Dept. of Early Train Testing
This past Tuesday we ran a test train on the segment of track between Hindry near LAX & Ivy Street in Inglewood. The train crossed the 405 for the first time! Work continues by our contractor to finish Crenshaw/LAX Transit Project. Sign up for updates at https://t.co/jWQb5IXPXy pic.twitter.com/U2PaD4rbxy
— LA Metro (@metrolosangeles) January 30, 2020
Dept. of Line Letters
•Reminder: Public workshops begin Saturday for our draft NextGen Bus Plan. We encourage everyone to attend a workshop to learn more about our plan to increase bus speeds and frequency in L.A. County. We’ll also be posting line-by-line maps of proposed changes very soon.
In the news…
•A state bill, SB 50, that would have made it easier to build more housing near frequent transit stops failed in the State Senate this morning by an 18 to 15 vote, reports the LAT. It was the third year in a row that the bill (in its various forms) failed to pass. The NYT summed it up neatly:

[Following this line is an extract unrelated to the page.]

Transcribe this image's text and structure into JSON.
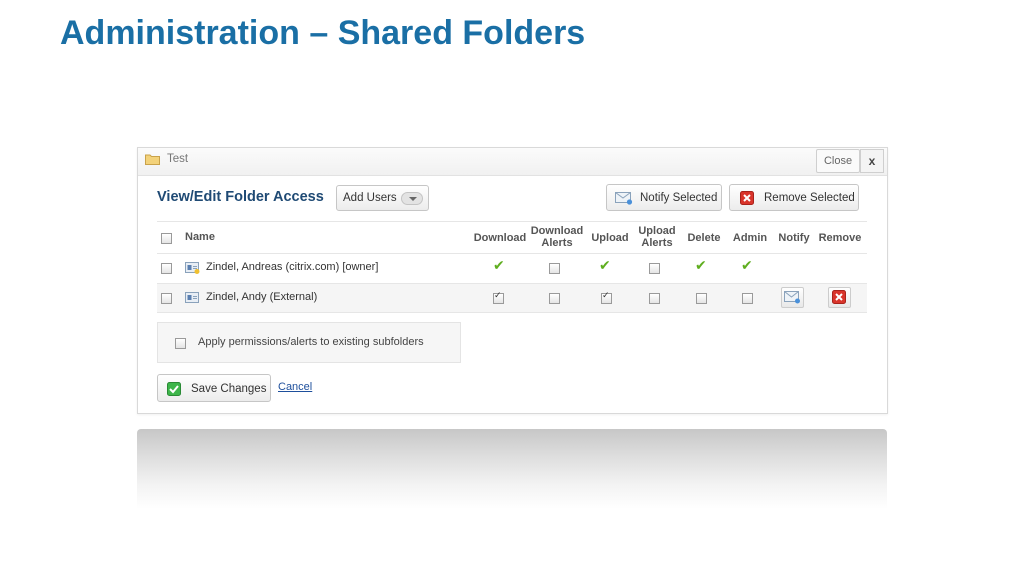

In the end, in a Legislature where consensus can be elusive despite a lopsided Democratic majority, the effort drew opposition from two key constituencies: suburbanites keen on preserving their lifestyle and less affluent city dwellers seeing a Trojan horse of gentrification.
This LAT op-ed chastises L.A.-area senators for helping kill the bill without offering any kind of better solution of their own to the state’s housing crisis. Fair point although the op-ed offers no remedies either outside of the bill.
Whether you agreed with the SB 50 approach or not, I think it’s fair to say the bill certainly pointed at a very real problem. Ride any of Metro’s rail lines that have opened over the past 30 years. While there is certainly some new development near transit stations in some places, there are many stations (including popular ones) with relatively little new housing anywhere close.
As I’ve written before, there are no shortage of under-developed commercial corridors in our region. In many parts of the world, those kind of busy streets are a mix of commercial and residential properties. Maybe there’s a solution to be found there?
Quasi-related: The Strong Towns podcast asks whether California should revive redevelopment agencies? The idea is to revive areas designated as ‘blighted.’
•A day after Market Street in S.F. went private vehicle-free, the LAT has a story on early plans to expand sidewalks and make Hollywood Boulevard a lot nicer than it currently is.
•The new chargers for electric buses — they’re not yet in use — on the G Line (Orange) caught the eye of Streetsblog LA. The NoHo Station just reopened a few days ago after work to install charging equipment.
•An NYT video — shot from a charter helicopter — looks closer at the flight path of the helicopter that crashed last Sunday, killing Kobe Bryant and eight others on board. As I mentioned yesterday, the A Line (Blue) or E Line (Expo) are good options if you’re headed to the Lakers game on Friday night. Use Pico Station, which is a very short walk to Staples Center.
•A new commuter train between Miami and West Palm Beach has been involved in incidents that have killed 40 pedestrians, cyclists and motorists since the train opened two years ago, reports NPR (based on reporting by AP). That’s a very high rate by national standards.
Categories: Transportation Headlines
The A Line turns 30 this year. Any plans on July 14th?
None yet that I know of but the year is still young!
Editor, The Source
We should stop trying to fix a problem only 2 major cities (LA, SF) have. Each city should write their own laws. California already passed laws to force ADUs and rent control on cities. Maybe they finally woke up and realize how bad those new laws are. Los Angeles should pass laws for upzoning in commercial zones. Stop trying to force every city to get rid of single family homes.
People that live in new developments near transit dont use it. The price-point for those units hits a demographic that can afford to lease BMWs and Audis. I see it everyday.